The current rifle company is structured on a command team, three rifle platoons and a maneuver support platoon.
Each rifle platoon is made up of four teams, one of which is supporting the maneuver. Each team has 8 infantrymen transported, in the case of the regiments of the Medium brigades, on a VBM Arrow 8x8 (in those Read on two VTLMs Lynx 4x4), to which the 3 crew soldiers must be added, for a total of 11 elements. So the team on foot is made up of 8 infantry, with which it is possible to create two groups and teams nature, one of which with an "expert shooter" armed with an ARX-200 in caliber 7,62x51 mm, while the second has a rifleman with an "anti-tank" qualification, armed with bazooka 3. Both groups and teams they have a rifleman equipped with a 160x40 mm GLX-46 grenade launcher and one with a Minimi in caliber 5,56x45 mm (it is desirable in the future to replace it with the 7,62x51 mm version).

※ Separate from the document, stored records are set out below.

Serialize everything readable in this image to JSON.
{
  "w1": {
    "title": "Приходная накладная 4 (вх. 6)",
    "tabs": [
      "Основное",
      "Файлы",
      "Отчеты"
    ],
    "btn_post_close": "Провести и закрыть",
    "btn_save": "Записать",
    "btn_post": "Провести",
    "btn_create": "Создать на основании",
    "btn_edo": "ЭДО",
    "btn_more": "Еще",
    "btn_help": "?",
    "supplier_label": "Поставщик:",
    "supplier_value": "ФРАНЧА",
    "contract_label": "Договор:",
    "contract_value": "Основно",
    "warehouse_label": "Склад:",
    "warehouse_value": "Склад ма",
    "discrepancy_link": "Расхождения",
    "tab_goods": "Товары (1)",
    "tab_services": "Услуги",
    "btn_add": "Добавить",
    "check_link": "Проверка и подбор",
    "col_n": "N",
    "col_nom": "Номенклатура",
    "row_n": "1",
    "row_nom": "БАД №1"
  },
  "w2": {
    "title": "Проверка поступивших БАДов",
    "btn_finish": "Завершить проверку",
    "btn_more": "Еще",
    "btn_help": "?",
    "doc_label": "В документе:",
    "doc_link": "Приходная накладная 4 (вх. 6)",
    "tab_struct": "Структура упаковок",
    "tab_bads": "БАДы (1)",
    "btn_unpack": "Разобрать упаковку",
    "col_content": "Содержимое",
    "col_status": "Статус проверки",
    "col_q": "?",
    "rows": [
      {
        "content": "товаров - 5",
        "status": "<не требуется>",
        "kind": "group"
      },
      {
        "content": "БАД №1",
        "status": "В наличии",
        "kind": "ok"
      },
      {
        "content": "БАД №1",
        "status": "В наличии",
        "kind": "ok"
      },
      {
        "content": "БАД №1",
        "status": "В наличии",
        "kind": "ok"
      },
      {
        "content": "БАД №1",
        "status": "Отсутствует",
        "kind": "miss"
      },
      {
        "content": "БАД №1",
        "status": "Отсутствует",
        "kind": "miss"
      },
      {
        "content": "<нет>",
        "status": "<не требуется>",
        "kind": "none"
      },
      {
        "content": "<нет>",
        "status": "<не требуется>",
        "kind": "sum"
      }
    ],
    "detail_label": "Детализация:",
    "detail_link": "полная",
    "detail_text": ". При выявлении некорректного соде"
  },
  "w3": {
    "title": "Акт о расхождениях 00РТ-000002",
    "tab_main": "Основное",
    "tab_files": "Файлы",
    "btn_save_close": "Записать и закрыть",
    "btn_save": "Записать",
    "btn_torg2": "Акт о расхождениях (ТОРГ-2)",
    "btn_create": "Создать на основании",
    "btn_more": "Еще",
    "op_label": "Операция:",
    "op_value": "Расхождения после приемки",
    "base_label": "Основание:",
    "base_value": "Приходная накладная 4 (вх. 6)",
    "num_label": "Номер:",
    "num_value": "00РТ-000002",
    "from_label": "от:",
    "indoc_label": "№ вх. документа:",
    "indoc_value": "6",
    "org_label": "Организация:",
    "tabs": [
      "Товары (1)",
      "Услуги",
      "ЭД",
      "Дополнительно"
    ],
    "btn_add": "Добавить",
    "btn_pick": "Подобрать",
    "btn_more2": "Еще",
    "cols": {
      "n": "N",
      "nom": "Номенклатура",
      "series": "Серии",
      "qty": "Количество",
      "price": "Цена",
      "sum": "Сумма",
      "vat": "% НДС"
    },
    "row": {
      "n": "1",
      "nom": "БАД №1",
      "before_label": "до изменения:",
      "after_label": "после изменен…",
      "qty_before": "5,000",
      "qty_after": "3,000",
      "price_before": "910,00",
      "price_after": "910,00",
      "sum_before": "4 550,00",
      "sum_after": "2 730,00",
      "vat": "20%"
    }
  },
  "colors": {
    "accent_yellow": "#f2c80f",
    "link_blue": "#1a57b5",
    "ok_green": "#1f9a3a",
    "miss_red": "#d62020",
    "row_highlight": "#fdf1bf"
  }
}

With this configuration, the rifle team has five fundamental elements: command and control (thanks to the radio equipment to communicate with both the platoon and the team), the RSTA capability (provided by the electro-optical equipment supplied), the ability to maneuver (ensured by riflemen and VBM or VCC platforms), maneuvering support (thanks to the presence of grenade launchers, counter-tank systems and machine guns) and logistical support characterized by the transport capacities offered by Arrow.
In addition, the platoon can have good skills in indirect fire, thanks to grenade launchers and 210 mm C-60 Hirtenberger light mortars - in the maneuver support team - and counter-tank.
For greater firepower, you can rely on the maneuver support platoon that comes with 2 VBMs Arrow 8x8 counter tanks (equipped with missiles Spike MR) and 6 VTLM Lynx 4x4. Indirect firing is ensured thanks to the reintroduction of the Spanish Expal 81 mm medium mortars, three in number.
Other important pawns, within the maneuver support company, are the squad of sharpshooters equipped with Sako TRG-42 rifles in caliber 8,6x70 (replaced in the near future by Victrix Scorpio in the same caliber) and by an SAO (Objective Surveillance and Acquisition) team.
Thanks to the maneuvering support platoon, the rifle company can carry out numerous missions autonomously, while coordinating other assets, which have proved indispensable to face today's operational scenarios.
Photo: US Army / Italian Army / Online Defense